I felt that surrender. It was like nothing I had ever felt before. Better than any high could ever compare to. I felt free for the first time in that jail cell when I realized that I was a drug addict. Jesus Christ gave me hope in a hopeless place. He gave me a way to accept blame for my actions, and He and only He could and would remove the guilt and shame. Rhea and I were in jail separate from each other. The time we spent apart tested just how we wanted to change our lives. The time tested our personal relationships with not just each other but with our friends and families too. I was incarcerated for five and a half months. I was also enrolled in a parenting program I was referred into through a connection I had with Al Adams. I completed the program before going to court and asking for pre-trial house arrest.
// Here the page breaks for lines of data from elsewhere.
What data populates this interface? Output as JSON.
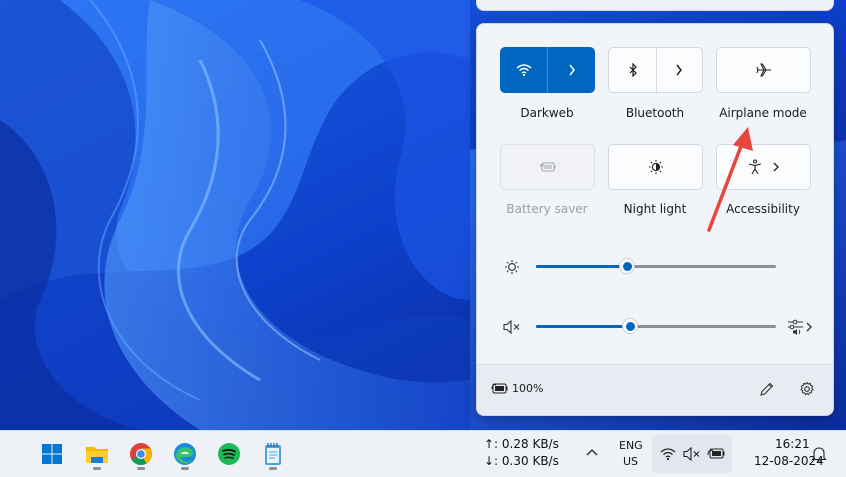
{
  "quick_settings": {
    "tiles": [
      {
        "id": "wifi",
        "label": "Darkweb",
        "state": "on",
        "icon": "wifi-icon",
        "has_chevron": true
      },
      {
        "id": "bluetooth",
        "label": "Bluetooth",
        "state": "off",
        "icon": "bluetooth-icon",
        "has_chevron": true
      },
      {
        "id": "airplane",
        "label": "Airplane mode",
        "state": "off",
        "icon": "airplane-icon",
        "has_chevron": false
      },
      {
        "id": "battery_saver",
        "label": "Battery saver",
        "state": "disabled",
        "icon": "battery-saver-icon",
        "has_chevron": false
      },
      {
        "id": "night_light",
        "label": "Night light",
        "state": "off",
        "icon": "night-light-icon",
        "has_chevron": false
      },
      {
        "id": "accessibility",
        "label": "Accessibility",
        "state": "off",
        "icon": "accessibility-icon",
        "has_chevron": true
      }
    ],
    "brightness_level": 0.38,
    "volume_level": 0.39,
    "volume_muted": true,
    "battery_text": "100%",
    "accent_color": "#0067c0",
    "annotation_color": "#e8453c"
  },
  "taskbar": {
    "apps": [
      "windows-start-icon",
      "file-explorer-icon",
      "chrome-icon",
      "edge-icon",
      "spotify-icon",
      "notepad-icon"
    ],
    "net_speed_up": "↑: 0.28 KB/s",
    "net_speed_down": "↓: 0.30 KB/s",
    "lang_line1": "ENG",
    "lang_line2": "US",
    "time": "16:21",
    "date": "12-08-2024"
  }
}
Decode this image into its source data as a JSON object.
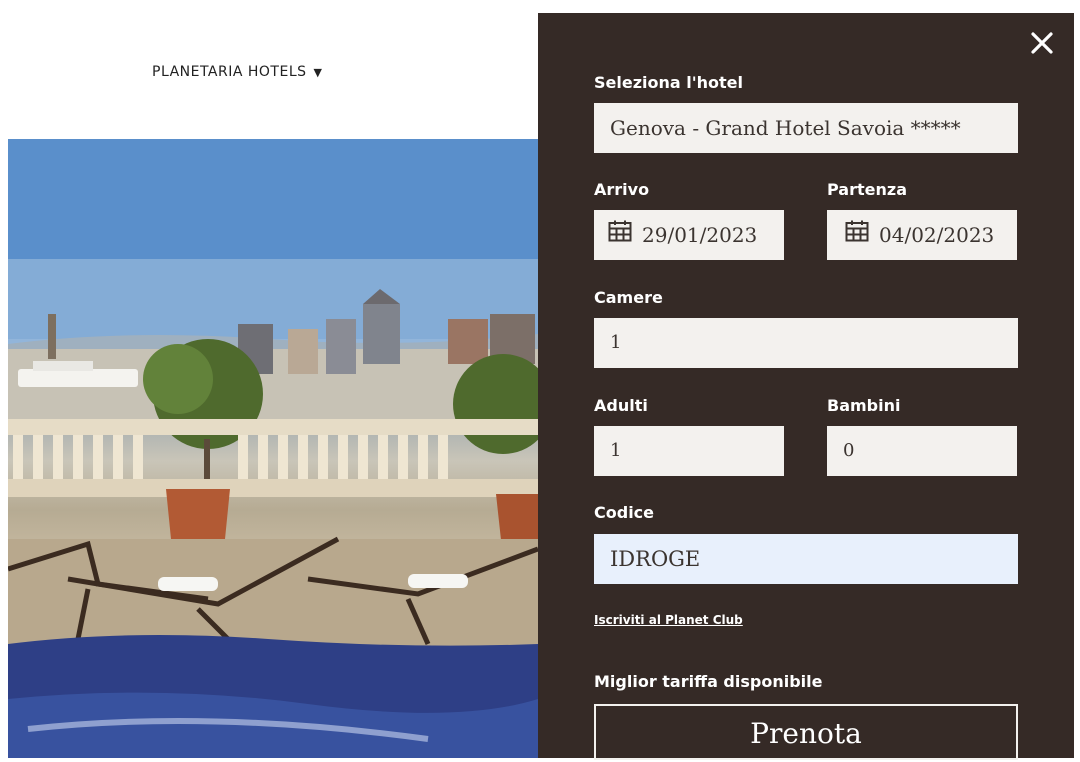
{
  "header": {
    "brand": "PLANETARIA HOTELS",
    "caret": "▼"
  },
  "booking": {
    "hotel": {
      "label": "Seleziona l'hotel",
      "value": "Genova - Grand Hotel Savoia *****"
    },
    "arrival": {
      "label": "Arrivo",
      "value": "29/01/2023"
    },
    "departure": {
      "label": "Partenza",
      "value": "04/02/2023"
    },
    "rooms": {
      "label": "Camere",
      "value": "1"
    },
    "adults": {
      "label": "Adulti",
      "value": "1"
    },
    "children": {
      "label": "Bambini",
      "value": "0"
    },
    "code": {
      "label": "Codice",
      "value": "IDROGE"
    },
    "club_link": "Iscriviti al Planet Club",
    "best_rate": "Miglior tariffa disponibile",
    "book_button": "Prenota"
  },
  "icons": {
    "close": "close-icon",
    "calendar": "calendar-icon"
  },
  "colors": {
    "panel_bg": "#352a26",
    "field_bg": "#f3f1ee",
    "code_field_bg": "#e8f0fc"
  }
}
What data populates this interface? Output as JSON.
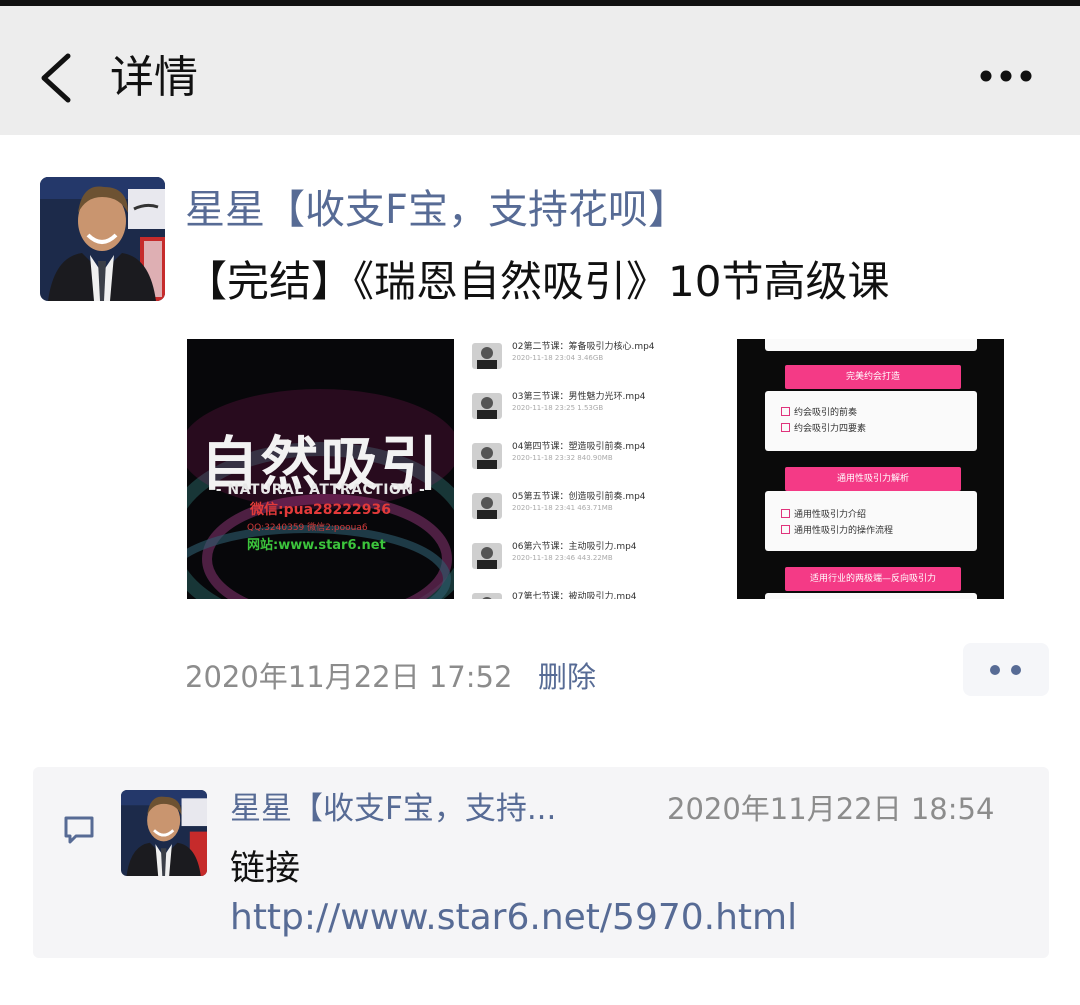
{
  "header": {
    "title": "详情",
    "back_icon": "chevron-left-icon",
    "more_icon": "more-horizontal-icon"
  },
  "post": {
    "author": "星星【收支F宝，支持花呗】",
    "text": "【完结】《瑞恩自然吸引》10节高级课",
    "timestamp": "2020年11月22日 17:52",
    "delete_label": "删除",
    "images": [
      {
        "title": "自然吸引",
        "subtitle": "- NATURAL ATTRACTION -",
        "wechat": "微信:pua28222936",
        "qq": "QQ:3240359 微信2:pooua6",
        "site": "网站:www.star6.net"
      },
      {
        "files": [
          {
            "name": "02第二节课：筹备吸引力核心.mp4",
            "meta": "2020-11-18 23:04 3.46GB"
          },
          {
            "name": "03第三节课：男性魅力光环.mp4",
            "meta": "2020-11-18 23:25 1.53GB"
          },
          {
            "name": "04第四节课：塑造吸引前奏.mp4",
            "meta": "2020-11-18 23:32 840.90MB"
          },
          {
            "name": "05第五节课：创造吸引前奏.mp4",
            "meta": "2020-11-18 23:41 463.71MB"
          },
          {
            "name": "06第六节课：主动吸引力.mp4",
            "meta": "2020-11-18 23:46 443.22MB"
          },
          {
            "name": "07第七节课：被动吸引力.mp4",
            "meta": ""
          }
        ]
      },
      {
        "sections": [
          {
            "heading": "完美约会打造",
            "items": [
              "约会吸引的前奏",
              "约会吸引力四要素"
            ]
          },
          {
            "heading": "通用性吸引力解析",
            "items": [
              "通用性吸引力介绍",
              "通用性吸引力的操作流程"
            ]
          },
          {
            "heading": "适用行业的两极端—反向吸引力",
            "items": []
          }
        ]
      }
    ]
  },
  "comment": {
    "icon": "comment-icon",
    "author": "星星【收支F宝，支持...",
    "timestamp": "2020年11月22日 18:54",
    "text": "链接",
    "link": "http://www.star6.net/5970.html"
  },
  "colors": {
    "link_blue": "#576b95",
    "header_bg": "#ededed",
    "accent_pink": "#f43a86"
  }
}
There was a very slim chance that it would be granted to me, but I was willing to take that chance. I had time to look at myself without distractions from the world. There were no excuses to be made, and that is why I thought I was going to be successful. I physically lost my breath on the stand when the court granted my plea. From that day forward, I vowed to give the world the best Brian I could give. And that’s just what I’ve been doing now for over 3 years. It has taken lots of work. Lots of blood, sweat and tears. But there has been so much more blessing than I could ever repay. But that wasn’t going to stop me from trying.
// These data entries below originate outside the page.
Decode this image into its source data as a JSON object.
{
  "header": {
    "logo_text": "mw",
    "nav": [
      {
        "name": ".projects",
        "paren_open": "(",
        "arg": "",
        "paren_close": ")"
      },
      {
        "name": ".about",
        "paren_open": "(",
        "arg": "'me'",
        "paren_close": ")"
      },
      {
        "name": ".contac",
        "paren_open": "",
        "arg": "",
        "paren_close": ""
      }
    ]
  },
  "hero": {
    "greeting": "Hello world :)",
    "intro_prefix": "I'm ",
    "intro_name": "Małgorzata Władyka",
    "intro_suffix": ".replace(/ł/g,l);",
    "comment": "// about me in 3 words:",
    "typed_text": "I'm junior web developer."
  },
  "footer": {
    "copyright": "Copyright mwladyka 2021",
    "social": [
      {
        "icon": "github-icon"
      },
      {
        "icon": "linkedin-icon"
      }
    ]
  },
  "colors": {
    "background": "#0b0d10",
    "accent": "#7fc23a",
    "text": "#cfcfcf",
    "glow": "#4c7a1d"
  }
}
I began attending many different meetings for those seeking recovery. Then I started working steps and they began to change me in spite of me. That’s exactly what I needed! Christ began opening doors once thought to be permanently closed and restored relationships once thought lost forever. Then he did the most amazing thing. He brought Rhea and I back together and created in us a force to be reckoned with in the battle with the disease of addiction. Once the darkness that plagued the community became the beacon of hope for that same community. Then I took her hand in marriage and God really began to use us.
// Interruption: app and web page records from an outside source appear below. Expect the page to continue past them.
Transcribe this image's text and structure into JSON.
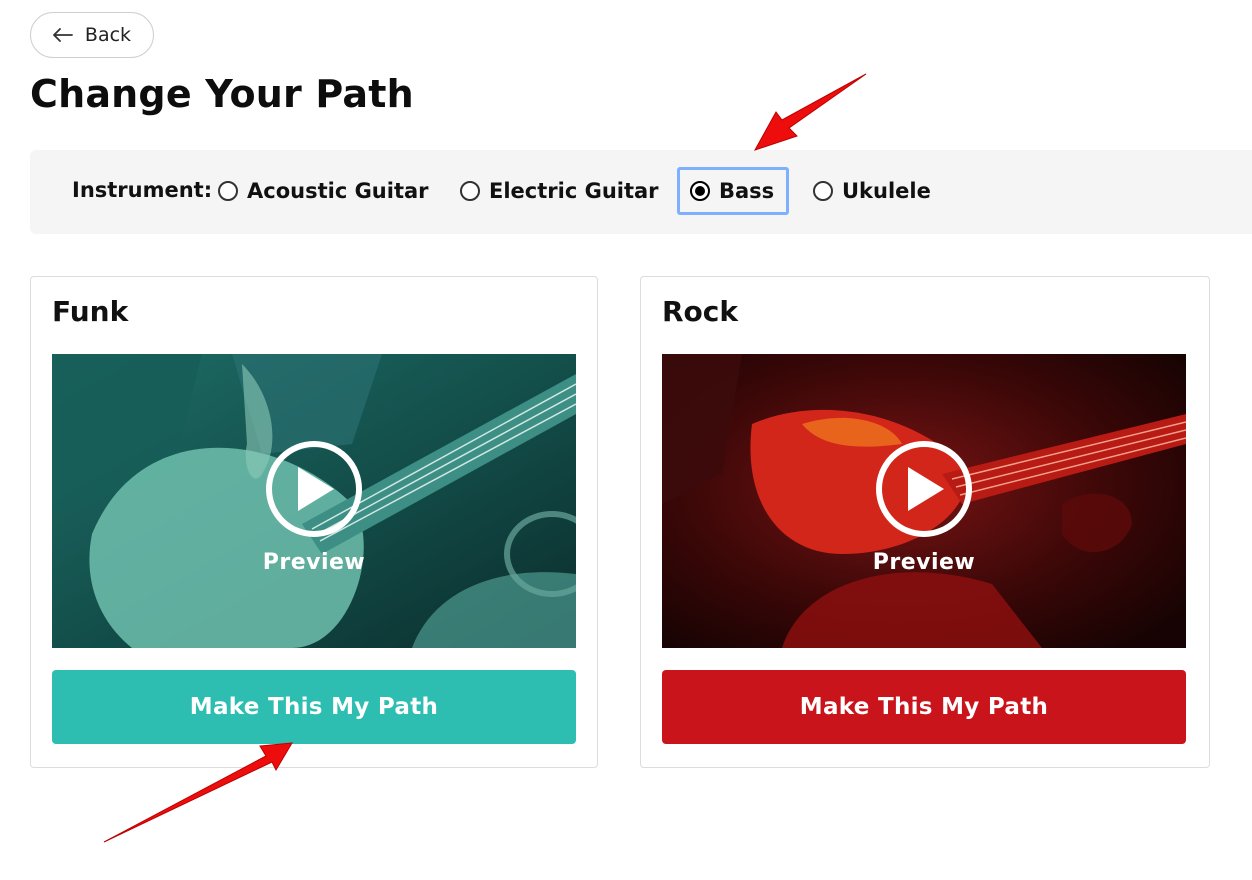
{
  "nav": {
    "back_label": "Back"
  },
  "page": {
    "title": "Change Your Path"
  },
  "instrument_picker": {
    "label": "Instrument:",
    "options": [
      {
        "label": "Acoustic Guitar",
        "selected": false
      },
      {
        "label": "Electric Guitar",
        "selected": false
      },
      {
        "label": "Bass",
        "selected": true
      },
      {
        "label": "Ukulele",
        "selected": false
      }
    ]
  },
  "paths": [
    {
      "title": "Funk",
      "preview_label": "Preview",
      "cta_label": "Make This My Path",
      "accent_color": "#2dbdb1"
    },
    {
      "title": "Rock",
      "preview_label": "Preview",
      "cta_label": "Make This My Path",
      "accent_color": "#c8141a"
    }
  ],
  "annotations": {
    "arrow_color": "#ee0d0d"
  }
}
Today Rhea and I help other people who are going through the process of recovery and want to better their lives like we have been doing for many years. Once a day or more, seven days a week, for three years we have been going to these meetings. We became involved with Reformers Unanimous, which is a faith-based recovery program. Through New Beginnings, we work with people who are convicted felons and recovering addicts who have gone through therapeutic programs in prison and help them transition out and become productive citizens of the community through outreach to others in need. We facilitate that meeting, and it’s a true blessing and honor to be able to do so.
Ninety-nine percent of those people are addicts or can relate their criminal behavior to drugs or alcohol. We also volunteer with hospitals and other institutions for service work. We have the opportunity to make such a large impact on the lives of others struggling not only with addiction but the multitude and other struggles we all face because of them knowing us personally and seeing where Christ has brought us today! He’s changed us so deeply from once being a mere aggravation to today being an inspiration. For which we will be forever in His debt and grateful beyond the description of words.
I know where these events that have happened in my life have brought me. I have a loving relationship with Christ, a loving family and so many more blessings in my life. The people I have surrounded myself with are positive people who want to give me unconditional love and want me to be a better version of myself. I am not perfect, but there is a big difference from where I am at in my life now and where I was. I am grateful for my personal change and the way it affects other people.
Three years have passed, and I celebrate every day that I am clean.
This story originally appeared in Facing Addiction in East Central Indiana, a publication of The Facing Project that was organized by Dr. Adam Kuban and the Louis E. Ingelhart Scholars at Ball State University in Muncie, Indiana.